Rights activists and academics at a roundtable discussion on Sunday expressed grave concern over the misuse of the Digital Protection Act and the curtailment of press freedom and civic space in the country.
They observed that a free press was essential for the sustainable development of the country, but the media suffered from a kind of ‘self-censorship’ as the atmosphere of intimidation and intimidation perpetuated them.
Transparency International Bangladesh executive director Iftakaruzzaman said at the roundtable discussion, ‘We see a culture of shooting the messenger.
He explained that journalists were called by law enforcement agencies and questioned how they got the information or why they published the news instead of treating it as a source of strength to the government.
The United Nations Office of the Resident Coordinator organized a discussion on ‘Human Rights and the Media in Bangladesh’ to explore the relationship between human rights and the media in Bangladesh and the rights of journalists reporting on human rights.
“The media is a fundamental pillar of democracy, not only for democracy in general, but also for the protection and promotion of human rights,” said Iftegaruzzaman.
In his speech at the roundtable discussion, Information and Broadcasting Minister Hasan Mahmood criticized TIB for holding a press conference on Bangladesh Awami League and Padma Bridge political corruption.
In response, Iftekaruzzaman explained that they were not criticizing the government but because of their press conference, the World Bank had conducted an investigation and given a clean chit to Bangladesh.
The Information Minister also said that Bangladesh media is enjoying freedom as the number of media houses has increased manifold during the current government.
Farooq Faisal, South Asia Director of the British Foundation, expressed his concern over Article 19, DSA, as the law has created fear among journalists.
He added that civil and political rights are also under threat due to DSA.
The information minister, however, said journalists were free to write against him or other ministers, while stressing that DSA was essential for Bangladesh to protect people’s rights.
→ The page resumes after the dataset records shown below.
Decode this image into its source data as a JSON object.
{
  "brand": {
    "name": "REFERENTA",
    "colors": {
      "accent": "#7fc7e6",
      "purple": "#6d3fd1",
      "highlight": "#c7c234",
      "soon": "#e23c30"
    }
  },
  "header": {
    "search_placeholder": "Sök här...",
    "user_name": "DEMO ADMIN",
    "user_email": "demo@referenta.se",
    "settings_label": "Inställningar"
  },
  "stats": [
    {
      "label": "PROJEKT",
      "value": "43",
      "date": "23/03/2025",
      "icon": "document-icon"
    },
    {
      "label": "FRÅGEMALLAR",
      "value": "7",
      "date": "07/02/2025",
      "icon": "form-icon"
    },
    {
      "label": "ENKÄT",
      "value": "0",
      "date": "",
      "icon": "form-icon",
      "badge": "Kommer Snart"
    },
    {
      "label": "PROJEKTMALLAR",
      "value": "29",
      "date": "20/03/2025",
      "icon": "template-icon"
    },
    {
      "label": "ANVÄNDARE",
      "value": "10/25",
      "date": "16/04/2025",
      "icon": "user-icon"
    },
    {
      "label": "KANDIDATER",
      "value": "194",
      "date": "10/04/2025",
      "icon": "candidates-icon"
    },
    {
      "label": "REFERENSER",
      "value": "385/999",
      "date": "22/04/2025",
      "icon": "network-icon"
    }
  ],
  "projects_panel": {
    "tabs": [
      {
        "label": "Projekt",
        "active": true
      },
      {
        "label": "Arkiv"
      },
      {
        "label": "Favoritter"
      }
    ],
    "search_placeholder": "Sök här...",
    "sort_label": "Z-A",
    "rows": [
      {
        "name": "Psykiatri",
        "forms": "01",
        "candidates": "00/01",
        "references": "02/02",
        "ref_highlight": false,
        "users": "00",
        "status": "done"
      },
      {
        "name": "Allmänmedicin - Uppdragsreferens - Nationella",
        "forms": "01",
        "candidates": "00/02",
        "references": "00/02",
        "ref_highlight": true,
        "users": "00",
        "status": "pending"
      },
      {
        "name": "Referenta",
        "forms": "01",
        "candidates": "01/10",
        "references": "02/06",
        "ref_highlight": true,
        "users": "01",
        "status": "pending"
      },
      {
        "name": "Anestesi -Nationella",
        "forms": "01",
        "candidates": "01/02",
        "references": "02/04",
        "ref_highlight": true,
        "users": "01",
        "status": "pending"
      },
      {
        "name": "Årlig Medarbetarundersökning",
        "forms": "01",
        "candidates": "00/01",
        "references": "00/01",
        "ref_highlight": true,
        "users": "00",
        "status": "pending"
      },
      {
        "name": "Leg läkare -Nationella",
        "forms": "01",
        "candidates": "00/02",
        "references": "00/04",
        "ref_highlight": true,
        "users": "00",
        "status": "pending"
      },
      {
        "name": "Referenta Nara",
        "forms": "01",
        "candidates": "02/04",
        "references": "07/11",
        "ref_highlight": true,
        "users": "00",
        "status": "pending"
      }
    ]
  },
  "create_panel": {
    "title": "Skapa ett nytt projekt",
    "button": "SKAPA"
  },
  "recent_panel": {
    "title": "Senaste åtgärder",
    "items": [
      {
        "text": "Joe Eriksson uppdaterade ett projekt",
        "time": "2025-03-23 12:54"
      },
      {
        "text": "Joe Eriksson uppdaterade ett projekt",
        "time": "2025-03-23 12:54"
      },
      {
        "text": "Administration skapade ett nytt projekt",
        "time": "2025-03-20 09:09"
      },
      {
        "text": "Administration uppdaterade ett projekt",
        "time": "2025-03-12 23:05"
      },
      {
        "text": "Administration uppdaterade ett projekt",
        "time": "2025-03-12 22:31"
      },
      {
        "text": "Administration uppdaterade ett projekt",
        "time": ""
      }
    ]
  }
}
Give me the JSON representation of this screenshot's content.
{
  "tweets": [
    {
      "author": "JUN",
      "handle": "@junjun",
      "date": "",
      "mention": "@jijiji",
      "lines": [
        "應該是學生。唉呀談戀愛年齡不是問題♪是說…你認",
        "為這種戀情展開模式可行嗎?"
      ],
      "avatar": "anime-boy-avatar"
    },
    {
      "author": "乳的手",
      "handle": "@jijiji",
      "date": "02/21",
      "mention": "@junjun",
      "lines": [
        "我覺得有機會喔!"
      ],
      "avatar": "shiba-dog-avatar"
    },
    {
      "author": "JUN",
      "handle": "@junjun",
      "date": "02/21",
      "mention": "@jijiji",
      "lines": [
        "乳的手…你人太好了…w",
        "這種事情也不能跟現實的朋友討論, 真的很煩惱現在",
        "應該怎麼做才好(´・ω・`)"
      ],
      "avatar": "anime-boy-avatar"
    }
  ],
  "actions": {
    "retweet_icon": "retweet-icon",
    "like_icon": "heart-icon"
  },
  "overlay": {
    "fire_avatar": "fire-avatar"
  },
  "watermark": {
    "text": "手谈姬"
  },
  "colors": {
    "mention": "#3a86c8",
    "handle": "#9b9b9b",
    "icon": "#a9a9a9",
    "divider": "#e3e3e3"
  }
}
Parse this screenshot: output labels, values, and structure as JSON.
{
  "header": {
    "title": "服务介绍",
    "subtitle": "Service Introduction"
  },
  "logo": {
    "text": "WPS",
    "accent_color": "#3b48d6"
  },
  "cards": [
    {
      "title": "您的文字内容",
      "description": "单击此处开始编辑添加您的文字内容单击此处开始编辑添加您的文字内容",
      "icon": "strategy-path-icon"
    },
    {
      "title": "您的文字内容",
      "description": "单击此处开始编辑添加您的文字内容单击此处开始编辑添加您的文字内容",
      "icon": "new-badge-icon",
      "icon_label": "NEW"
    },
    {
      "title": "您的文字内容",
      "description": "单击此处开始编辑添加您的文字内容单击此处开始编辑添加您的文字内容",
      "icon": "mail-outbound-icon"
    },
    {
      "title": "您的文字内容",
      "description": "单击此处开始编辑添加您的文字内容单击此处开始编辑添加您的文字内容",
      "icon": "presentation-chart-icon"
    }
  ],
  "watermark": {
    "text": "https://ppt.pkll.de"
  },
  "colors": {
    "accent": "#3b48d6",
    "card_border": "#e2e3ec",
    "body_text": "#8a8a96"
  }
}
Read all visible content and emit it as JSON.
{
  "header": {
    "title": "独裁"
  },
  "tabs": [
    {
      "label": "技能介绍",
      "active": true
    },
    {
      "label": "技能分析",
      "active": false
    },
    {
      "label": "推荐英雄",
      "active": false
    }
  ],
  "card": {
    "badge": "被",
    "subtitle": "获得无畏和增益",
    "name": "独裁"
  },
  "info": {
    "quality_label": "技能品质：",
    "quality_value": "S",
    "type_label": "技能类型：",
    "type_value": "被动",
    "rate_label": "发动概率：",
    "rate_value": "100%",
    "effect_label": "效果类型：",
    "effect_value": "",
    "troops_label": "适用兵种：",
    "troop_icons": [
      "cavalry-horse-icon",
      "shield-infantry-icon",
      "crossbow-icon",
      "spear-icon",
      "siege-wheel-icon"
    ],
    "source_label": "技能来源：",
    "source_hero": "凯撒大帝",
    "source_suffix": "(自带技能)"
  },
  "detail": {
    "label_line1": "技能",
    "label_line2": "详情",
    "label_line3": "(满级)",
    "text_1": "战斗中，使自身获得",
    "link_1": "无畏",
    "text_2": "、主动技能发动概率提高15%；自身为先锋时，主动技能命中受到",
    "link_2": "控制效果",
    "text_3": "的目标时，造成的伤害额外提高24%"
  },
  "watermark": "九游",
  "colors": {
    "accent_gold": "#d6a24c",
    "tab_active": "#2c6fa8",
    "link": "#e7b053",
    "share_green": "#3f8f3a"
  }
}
BRAC University School of Law Senior Lecturer MD Saimum Reza Talukter explained how DSA has created confusion in society due to lack of definition of digital security law, cyber crime prevention and content control.
He said that people are relying on new media instead of traditional media.
UN Resident Coordinator in Bangladesh Quinn Lewis moderated the discussion, while Swiss Ambassador to Bangladesh Nathalie Surd explained why the promotion and protection of journalism and human rights is essential.
Gaberi Kayen, a faculty member at Dhaka University’s Department of Mass Communication and Journalism, said the DSA was a major threat to unfettered journalism in Bangladesh.
Apart from the law, he said, self-censorship is an obstacle to achieving press freedom.
The academic added that more than 80 percent of media licensing in Bangladesh was politically motivated.
Bangladesh Press Council Chairman Justice MD Nizamul Haq Nazim insisted that the press should be controlled by journalists with a more independent bent and not by corporate groups.
Tasmima Hossain, editor of Ittefaq daily, wondered why so many TV stations were given licences.
‘Do they pay taxes or create jobs?’ She asked a question.